MORAL OF THE STORY: If you have access to technology tools, use them in full force. Pack a little cooler full of low carb snacks (cheese sticks, lunch meat, veggies, nuts) and bring LOTS of water. Keep in mind that water + high blood sugars = frequent bathroom breaks. You may start to feel like diabetes is sabotaging your trip, but try your best to take a few deep breaths and stay calm!
Last summer, our family went to the 2012 Children With Diabetes Friends For Life Conference. It was the first time we would fly with an insulin pump and deal with a significant time change. Airport security wasn’t much of an issue for her insulin pump, but getting her remote meter to the other side without going through any x-ray machines did pose more of a challenge than I expected. In the end, they decided to let me carry it through the metal detector and swab it for traces of explosives before letting us go.
As for the time change, it definitely threw us off. We were eating at different times than we were used to, and her pump settings didn’t coincide. I thought about changing the time, but then decided to make things harder on myself by setting up an alternate pattern and attempting to readjust everything to fit instead. I never really figured it out. The entire week of numbers sort of faded to the background, and has become a hazy clouded memory at this point.
Note to self: NEXT TIME JUST CHANGE THE TIME!
MORAL OF THE STORY: Check out this document from the ADA for information and updates regarding travel with diabetes. You’ll want to check with your specific airline to make sure you understand your bag limits and associated fees. We needed a carry-on strictly for diabetes supplies, because we didn’t want to risk losing them with the luggage. Be sure to pack plenty of snacks and grab a water bottle before boarding.
Also, if you’re dealing with a time change, and an insulin pump, consider changing the pump’s time once you arrive to the new time zone. (Trust me on this.)
Don’t let your child’s diabetes stop you from getting out there to make some memories.

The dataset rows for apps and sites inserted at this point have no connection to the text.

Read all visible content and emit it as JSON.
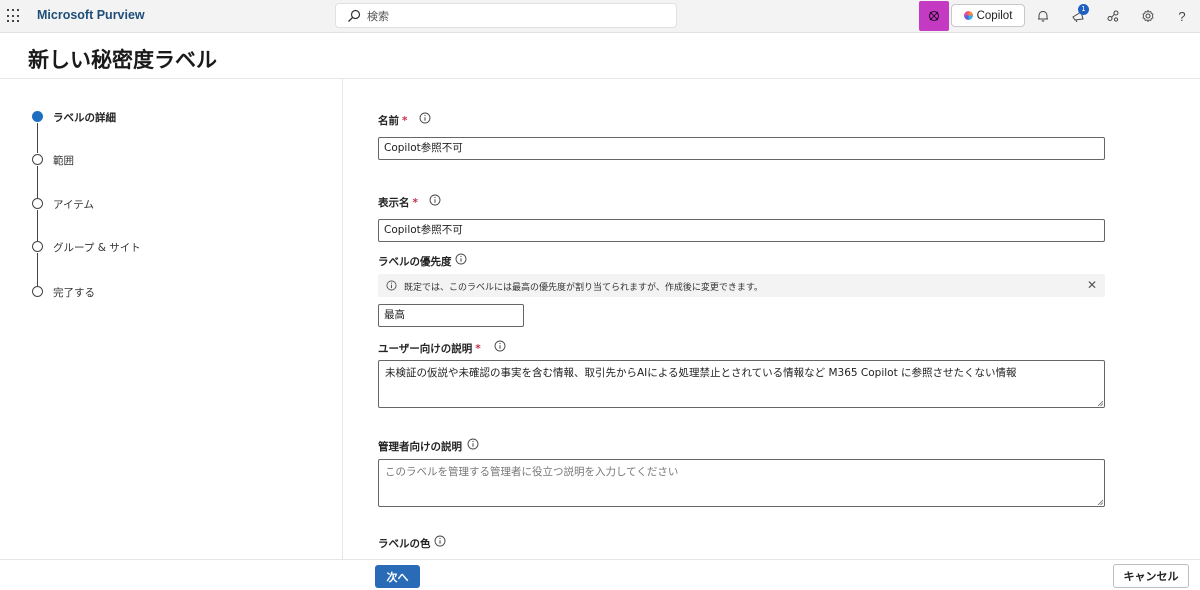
{
  "topbar": {
    "app_title": "Microsoft Purview",
    "search_placeholder": "検索",
    "copilot_label": "Copilot",
    "notification_count": "1",
    "accent_color": "#c43ac2"
  },
  "page": {
    "title": "新しい秘密度ラベル"
  },
  "stepper": {
    "steps": [
      {
        "label": "ラベルの詳細",
        "active": true
      },
      {
        "label": "範囲",
        "active": false
      },
      {
        "label": "アイテム",
        "active": false
      },
      {
        "label": "グループ & サイト",
        "active": false
      },
      {
        "label": "完了する",
        "active": false
      }
    ]
  },
  "form": {
    "name": {
      "label": "名前",
      "required_mark": "*",
      "value": "Copilot参照不可"
    },
    "display_name": {
      "label": "表示名",
      "required_mark": "*",
      "value": "Copilot参照不可"
    },
    "priority": {
      "label": "ラベルの優先度",
      "notice": "既定では、このラベルには最高の優先度が割り当てられますが、作成後に変更できます。",
      "value": "最高"
    },
    "user_description": {
      "label": "ユーザー向けの説明",
      "required_mark": "*",
      "value": "未検証の仮説や未確認の事実を含む情報、取引先からAIによる処理禁止とされている情報など M365 Copilot に参照させたくない情報"
    },
    "admin_description": {
      "label": "管理者向けの説明",
      "placeholder": "このラベルを管理する管理者に役立つ説明を入力してください"
    },
    "label_color": {
      "label": "ラベルの色"
    }
  },
  "footer": {
    "next_label": "次へ",
    "cancel_label": "キャンセル"
  }
}
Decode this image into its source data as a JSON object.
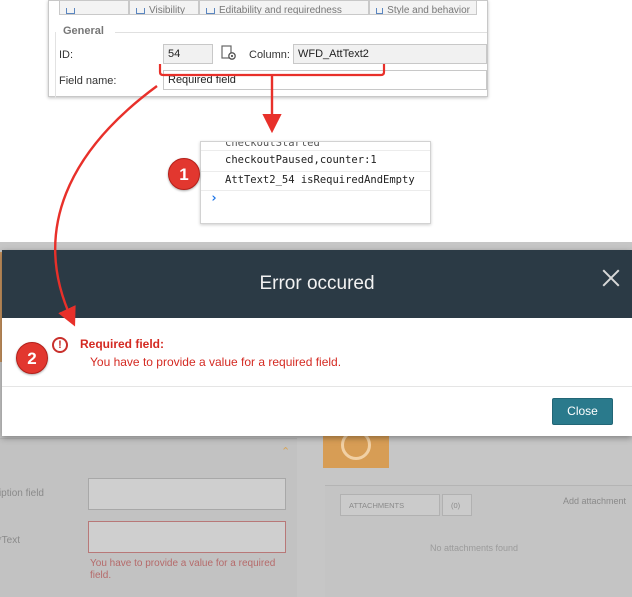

Pack some glucose, grab a suitcase, and go see the world!
By Wendy Rose